  • Proved reserves of wet natural gas fell 7.5 percent to 323 trillion cubic feet.
  • Despite the drop in natural gas reserves, production increased about 6 percent from 2011 to 2012.
  • Total discovered oil and natural gas reserves exceeded production in 2012.
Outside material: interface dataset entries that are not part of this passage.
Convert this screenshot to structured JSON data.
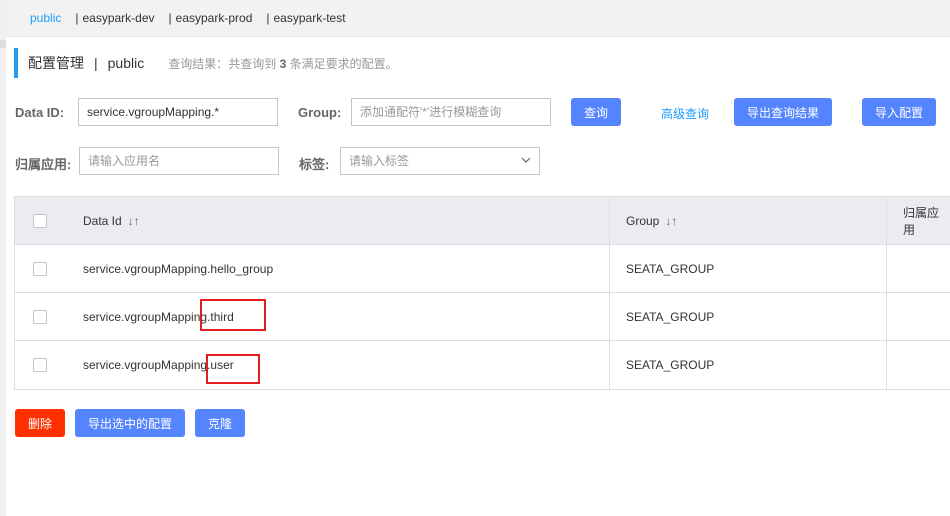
{
  "namespaces": [
    {
      "label": "public",
      "active": true
    },
    {
      "label": "easypark-dev",
      "active": false
    },
    {
      "label": "easypark-prod",
      "active": false
    },
    {
      "label": "easypark-test",
      "active": false
    }
  ],
  "namespace_separator": "|",
  "title": {
    "main": "配置管理",
    "divider": "|",
    "namespace": "public",
    "hint_prefix": "查询结果：共查询到",
    "hint_count": "3",
    "hint_suffix": "条满足要求的配置。"
  },
  "filters": {
    "dataid_label": "Data ID:",
    "dataid_value": "service.vgroupMapping.*",
    "group_label": "Group:",
    "group_placeholder": "添加通配符'*'进行模糊查询",
    "app_label": "归属应用:",
    "app_placeholder": "请输入应用名",
    "tag_label": "标签:",
    "tag_placeholder": "请输入标签"
  },
  "actions": {
    "query": "查询",
    "advanced_query": "高级查询",
    "export_results": "导出查询结果",
    "import_config": "导入配置"
  },
  "table": {
    "headers": {
      "dataid": "Data Id",
      "group": "Group",
      "app": "归属应用",
      "sort_icon": "↓↑"
    },
    "rows": [
      {
        "dataid": "service.vgroupMapping.hello_group",
        "group": "SEATA_GROUP",
        "app": ""
      },
      {
        "dataid": "service.vgroupMapping.third",
        "group": "SEATA_GROUP",
        "app": ""
      },
      {
        "dataid": "service.vgroupMapping.user",
        "group": "SEATA_GROUP",
        "app": ""
      }
    ]
  },
  "bottom_actions": {
    "delete": "删除",
    "export_selected": "导出选中的配置",
    "clone": "克隆"
  },
  "colors": {
    "primary": "#5584ff",
    "link": "#209bfa",
    "danger": "#ff3000",
    "highlight": "#e02020"
  }
}
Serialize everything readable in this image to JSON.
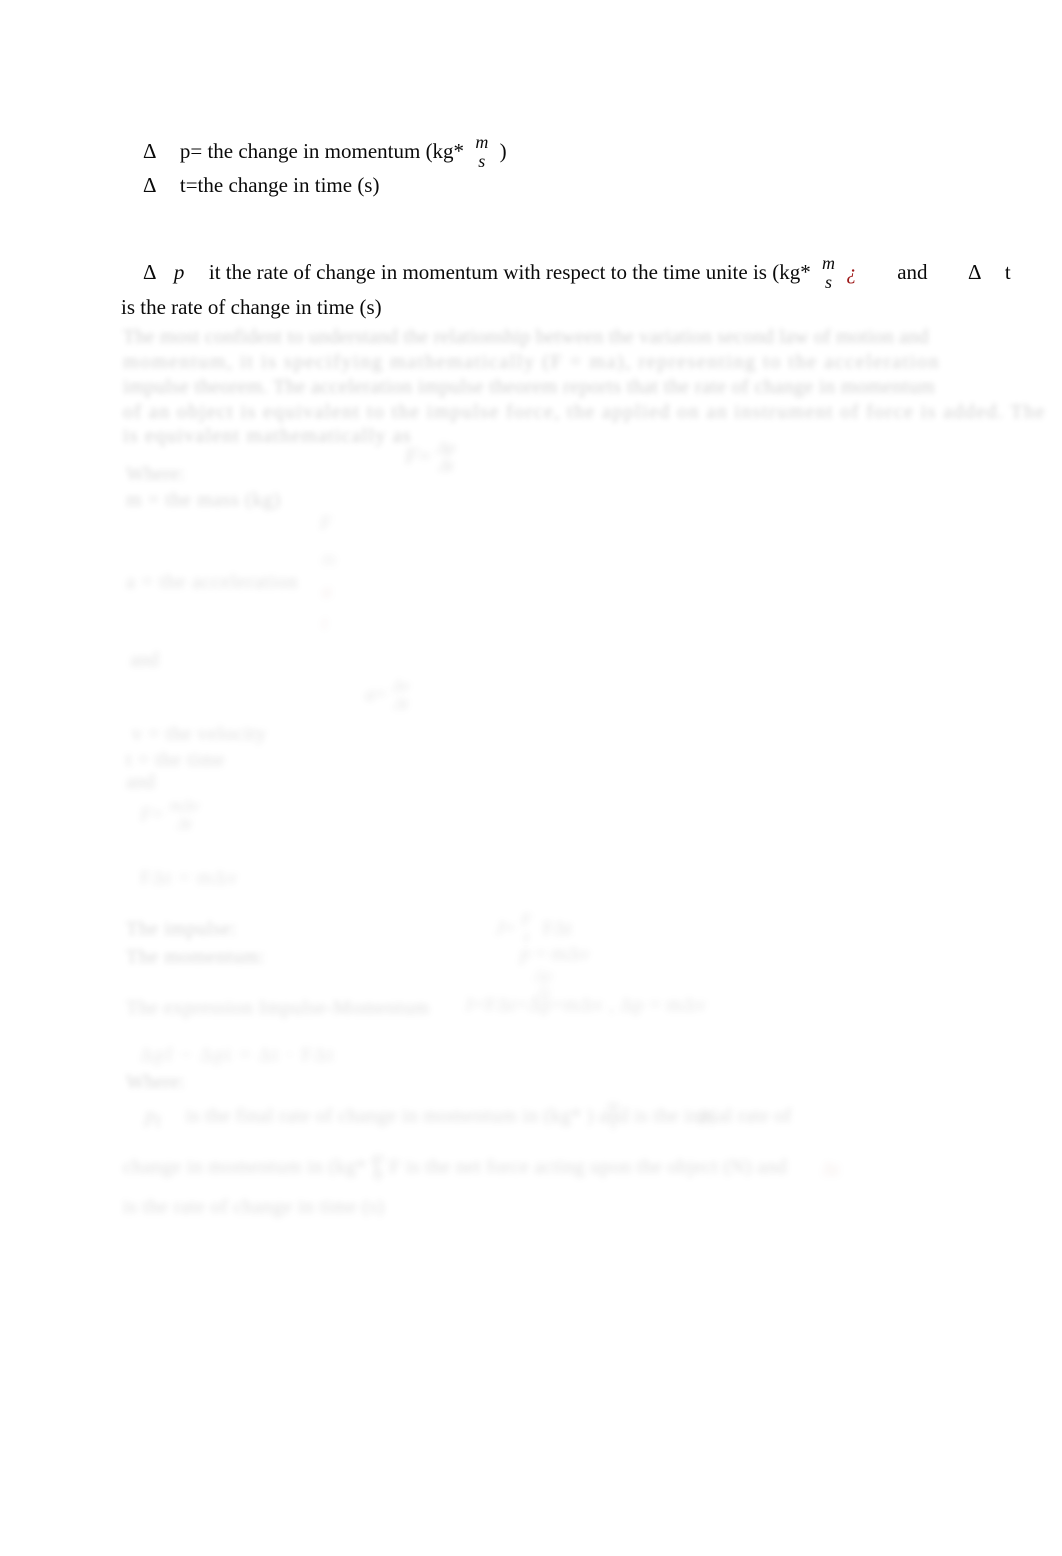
{
  "document": {
    "type": "physics-notes",
    "topic": "Impulse and momentum",
    "page_background": "#ffffff",
    "text_color": "#0a0a0a",
    "accent_color": "#9e1a1a"
  },
  "legible": {
    "line1": {
      "delta": "Δ",
      "before_fraction": "p= the change in momentum (kg*",
      "fraction_numerator": "m",
      "fraction_denominator": "s",
      "after_fraction": ")"
    },
    "line2": {
      "delta": "Δ",
      "text": "t=the change in time (s)"
    },
    "paragraph": {
      "delta": "Δ",
      "symbol": "p",
      "text_before_fraction": "it the rate of change in momentum with respect to the time unite is (kg*",
      "fraction_numerator": "m",
      "fraction_denominator": "s",
      "red_marker": "¿",
      "conjunction": "and",
      "delta2": "Δ",
      "symbol2": "t",
      "second_line": "is the rate of change in time (s)"
    }
  },
  "faded": {
    "note": "Lower portion of the page is faded and blurred to illegibility in the source scan.",
    "body_paragraph": [
      "The most confident to understand the relationship between the variation second law of motion and",
      "momentum, it is specifying mathematically (F = ma), representing to the acceleration",
      "impulse theorem. The acceleration impulse theorem reports that the rate of change in momentum",
      "of an object is equivalent to the impulse force, the applied on an instrument of force is added. The",
      "is equivalent mathematically as"
    ],
    "where_label": "Where:",
    "where_items": [
      "m = the mass (kg)",
      "a = the acceleration"
    ],
    "and_label": "and",
    "velocity_items": [
      "v = the velocity",
      "t = the time"
    ],
    "and_label2": "and",
    "impulse_label": "The impulse:",
    "momentum_label": "The momentum:",
    "expression_label": "The expression Impulse-Momentum",
    "where_label2": "Where:",
    "closing_paragraph": [
      "is the final rate of change in momentum in (kg*          ) and          is the initial rate of",
      "change in momentum in (kg*          ), F is the net force acting upon the object (N)          and",
      "is the rate of change in time (s)"
    ]
  }
}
When most people think of crude oil reserves, they think of a quantity of oil determined by geology or technology. While geology and technology matter, a significant role is also played by price. By definition, proved reserves are estimated volumes of hydrocarbon resources that analysis of geologic and engineering data demonstrates are recoverable with reasonable certainty. EIA’s report is developed by aggregating survey data from oil and gas field well operators, whose assumptions about which resources are valuable and which are not are primarily driven by what is economically viable.  In a given year, reserves data is constantly changing as existing reserves are produced, new reservoirs in existing fields are discovered, new technologies enable greater recovery, new fields emerge, and higher prices make new resources viable. Thus, EIA’s report is more a measurement of operator perceptions given the economic conditions at the time. EIA also notes that actual prices received by operators vary based on contractual agreements, location, hydrocarbon quality, and other factors. Therefore, spot prices are not a one-size-fits-all indicator of what is viable, although they serve as a helpful guide. Meanwhile, as sustained, high oil prices have enabled drillers to continue upping their estimates of crude oil reserves, the decline in natural gas prices in 2012 (when prices were closer to $2/mBTU) caused the dropoff following the period of sustained increases through the 2000s. Now that prices are higher, moving between $4 and $6/mBTU, we can assume that natural gas reserves will grow again in 2013 and 2014. However, while this is great news, there are a few important caveats to take into account. First, there’s the fact that even with these great increases, U.S. reserves are fairly pitiful compared to the conventional reserves in Middle Eastern and OPEC countries. Data from BP’s statistical review makes this fairly clear. Of particular note are the reserves/production ratios, or the number of years that reserves will last at current production rates. The United States has fairly low reserves compared to other major oil producing countries, and is depleting them at a rapid pace. Fatih Birol, Chief Economist at the IEA, pointed out yesterday at a CSIS event that while the United States has accomplished truly impressive growth in oil production, supplies from the Middle East will be essential to meet the needs of Asia, the largest source of demand growth over the next 10-20 years. Second, there’s the issue of estimate uncertainty. Almost all of the increase in U.S. reserves is due to shale resources, which are far more difficult to calculate than conventional reserves. For decades, petroleum engineers have relied on certain methods for estimating resources based on vertical wells tapping conventional reserves. Applying these methods to horizontal wells and shale reserves is still a relatively imprecise science. Third, on that note, not all shale wells are producing as much oil for as long as drillers had anticipated, which could undermine estimates in the longer term. Outside of the “sweet spots” in shale plays, as drillers expand further into the Bakken and Eagle Ford, they are finding that some of the newer wells are seeing massive decline rates and fizzling out as early as their first year—far earlier than anticipated. IHS analyst Peter Stark told Bloomberg that extremely rapid well decline rates have shown that output from many shale oil wells is falling by up to 78 percent in the first year—a troubling prospect when shale wells are already not as productive as typical conventional wells. One Chesapeake Energy well, Serenity I-3H, gushed 1,200 barrels per day in 2009, and in August of last year was producing less than 100. Compare that to an oil well in Saudi Arabia, where average well productivity is 6,000 barrels per day. American drillers are thus forced to assume great costs by furiously drilling new wells to offset these declines. Field operators have referred to this phenomenon as the “Red Queen” from Alice in Wonderland, who tells Alice, “It takes all the running you can do, to keep in the same place.” And that’s an expensive path to energy security.